I love piano trios. For me, piano, cello and violin is a holy trinity of instruments which magically creates that big sound I seek.
I was therefore delighted to listen to the CD of The Leipzig Circle Vol 11, recorded by the London Bridge Trio on Somm Recordings. Formed in 2002, the London Bridge Trio is a firmly established chamber ensemble with many successful recordings under its belt.
First on the album is Mendelssohn’s Piano Trio No. 1. The first movement augured well with Kate Gould’s soulful, restless cello ( A magnificent Carlo-Guiseppe Testore of 1711) easing us into the piece. Daniel Tong’s faultless technique on piano and David Adams singing violin makes this a very successful musical ménage. Mendelssohn’s warm melodies come through clearly but with all the necessary nuances. This is a skilled, textured composition by Mendelssohn, musically evoking corresponding moods of restlessness and serenity, and playfulness in the third movement where Tong really lets his fingers fly in the scherzo.
Clara Schumann piano trio follows. Between touring, caring for her eight children and working to support her husband Robert Schumann mentally and musically, it is a wonder that she found time to compose at all, but she did, especially in the earlier years. Piano compositions abound but little ensemble music. She wrote the unashamedly romantic Piano Trio in G minor in 1846, when she was bedridden, expecting her fourth child. She is quoted as saying: ‘A woman must not desire to compose’.
Despite all the obstacles she faced composing, her Piano Trio in G minor trio is now considered to be a masterpiece. It is a masterpiece which grows on you and warrants careful attention if you haven’t heard it before. It is a finely spun, glistening web of ideas. Particularly arresting is the Allegro moderato, the opening movement, where the two subjects in the exposition develop in such interesting and sometimes unexpected ways. The dialogue between the instruments is just so beautiful and my heart quickens in the rousing ‘daa da da da da-tah’ transitional moments where piano, violin and cello play in unison.

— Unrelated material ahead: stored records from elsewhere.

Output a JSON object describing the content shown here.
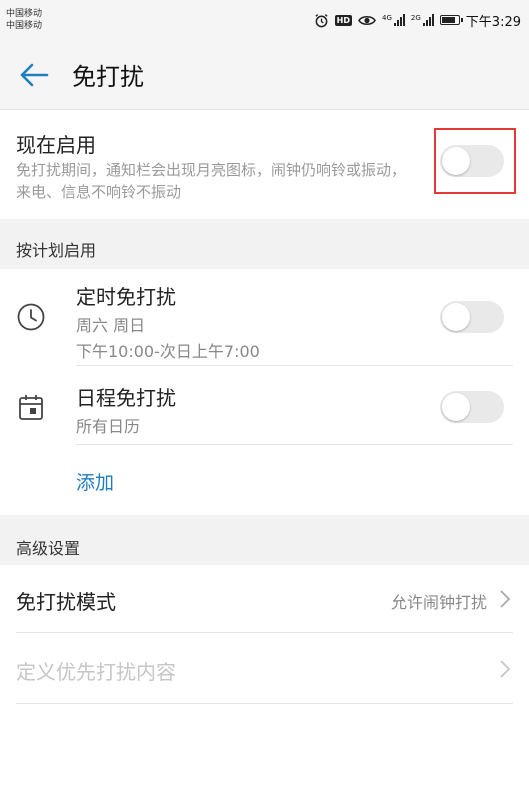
{
  "status_bar": {
    "carrier_1": "中国移动",
    "carrier_2": "中国移动",
    "hd_badge": "HD",
    "signal_1_tag": "4G",
    "signal_2_tag": "2G",
    "time": "下午3:29"
  },
  "app_bar": {
    "title": "免打扰",
    "back_icon": "arrow-left-icon",
    "accent_color": "#1f7fbd"
  },
  "now_enable": {
    "title": "现在启用",
    "description": "免打扰期间，通知栏会出现月亮图标，闹钟仍响铃或振动，来电、信息不响铃不振动",
    "toggle_on": false,
    "annotation_color": "#e53935"
  },
  "schedule": {
    "header": "按计划启用",
    "items": [
      {
        "title": "定时免打扰",
        "sub_1": "周六 周日",
        "sub_2": "下午10:00-次日上午7:00",
        "icon": "clock-icon",
        "toggle_on": false
      },
      {
        "title": "日程免打扰",
        "sub_1": "所有日历",
        "icon": "calendar-icon",
        "toggle_on": false
      }
    ],
    "add_label": "添加"
  },
  "advanced": {
    "header": "高级设置",
    "mode_label": "免打扰模式",
    "mode_value": "允许闹钟打扰",
    "priority_label": "定义优先打扰内容",
    "priority_enabled": false
  }
}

And so finally to Robert Schumann’s Piano Trio No.2 in F major. The composer wrote of it as a “friendlier” work, in comparison to his other darker trios. The opening is certainly very Sehr lebhaft ‘lively’, vigorous and extrovert. This brightness is however questioned in the Mit innigen Ausdruck- Lebhaft (heartfelt) second movement in a mesmeric, waltz like dance, part nostalgic, part poignant reflection on life in the descending passages. This is a gorgeous movement from start to finish as is the In mässiger Bewengung which follows. In the final movement we are finally jolted and pulled back into the present again, perhaps reluctantly.
All three trios were recorded live at the Birmingham Conservatoire September 2018 and what a treat the audience must have had. I wasn’t aware of the live recording until I heard the applause. My ignorance shows not only my failure to read the small print on the CD cover but the quality of the playing and Recording Producer, Siva Oke.
A wonderful romantic programme, a real balm to the soul.
The Leipzig Circle Vol 2 is released by Somm Recordings on 17th July 2020. https://somm-recordings.com/recording/leipzig-circle-vol-two/